(RECORDS SHOWN Opens)

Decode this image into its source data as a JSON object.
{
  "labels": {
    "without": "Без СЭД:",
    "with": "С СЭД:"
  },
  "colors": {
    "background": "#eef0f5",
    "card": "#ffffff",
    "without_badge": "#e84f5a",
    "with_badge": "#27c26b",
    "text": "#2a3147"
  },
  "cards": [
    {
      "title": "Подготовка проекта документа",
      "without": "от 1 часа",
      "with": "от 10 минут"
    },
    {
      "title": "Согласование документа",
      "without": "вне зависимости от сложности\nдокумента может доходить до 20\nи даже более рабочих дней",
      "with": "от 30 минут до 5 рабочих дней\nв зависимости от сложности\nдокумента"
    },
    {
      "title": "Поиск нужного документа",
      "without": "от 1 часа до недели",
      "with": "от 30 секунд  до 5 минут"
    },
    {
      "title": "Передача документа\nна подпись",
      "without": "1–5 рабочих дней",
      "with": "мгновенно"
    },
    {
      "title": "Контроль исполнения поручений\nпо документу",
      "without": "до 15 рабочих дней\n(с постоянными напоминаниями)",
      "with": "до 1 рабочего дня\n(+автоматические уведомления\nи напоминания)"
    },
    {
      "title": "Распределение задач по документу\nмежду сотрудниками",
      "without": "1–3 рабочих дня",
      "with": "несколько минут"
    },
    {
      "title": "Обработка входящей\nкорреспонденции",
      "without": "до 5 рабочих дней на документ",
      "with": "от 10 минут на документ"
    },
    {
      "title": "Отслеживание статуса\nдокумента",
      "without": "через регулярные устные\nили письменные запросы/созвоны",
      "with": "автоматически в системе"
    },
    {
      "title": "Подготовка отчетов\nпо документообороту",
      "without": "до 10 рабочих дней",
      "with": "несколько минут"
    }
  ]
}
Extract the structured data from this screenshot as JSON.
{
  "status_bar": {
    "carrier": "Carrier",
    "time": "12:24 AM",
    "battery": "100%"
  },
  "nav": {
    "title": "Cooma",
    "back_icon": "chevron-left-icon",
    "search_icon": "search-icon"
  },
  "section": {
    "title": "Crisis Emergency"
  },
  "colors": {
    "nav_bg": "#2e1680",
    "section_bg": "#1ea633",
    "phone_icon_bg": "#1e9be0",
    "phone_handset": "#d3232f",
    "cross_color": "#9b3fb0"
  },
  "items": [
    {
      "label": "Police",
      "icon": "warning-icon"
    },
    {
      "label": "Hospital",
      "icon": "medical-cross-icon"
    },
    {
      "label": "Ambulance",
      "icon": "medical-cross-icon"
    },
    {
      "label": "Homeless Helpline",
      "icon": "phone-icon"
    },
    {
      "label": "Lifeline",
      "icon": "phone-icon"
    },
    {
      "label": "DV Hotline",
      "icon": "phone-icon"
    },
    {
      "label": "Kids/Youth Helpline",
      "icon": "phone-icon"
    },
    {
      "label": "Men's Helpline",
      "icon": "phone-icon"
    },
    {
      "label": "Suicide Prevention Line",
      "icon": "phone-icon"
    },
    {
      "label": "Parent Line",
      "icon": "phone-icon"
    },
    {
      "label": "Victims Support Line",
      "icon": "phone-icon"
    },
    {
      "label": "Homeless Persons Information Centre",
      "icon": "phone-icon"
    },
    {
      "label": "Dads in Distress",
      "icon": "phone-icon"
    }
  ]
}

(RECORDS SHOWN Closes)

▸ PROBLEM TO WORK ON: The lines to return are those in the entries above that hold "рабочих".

▸ OUTPUT FOR THIS TASK:
      "without": "вне зависимости от сложности\nдокумента может доходить до 20\nи даже более рабочих дней",
      "with": "от 30 минут до 5 рабочих дней\nв зависимости от сложности\nдокумента"
      "without": "1–5 рабочих дней",
      "without": "до 15 рабочих дней\n(с постоянными напоминаниями)",
      "without": "1–3 рабочих дня",
      "without": "до 5 рабочих дней на документ",
      "without": "до 10 рабочих дней",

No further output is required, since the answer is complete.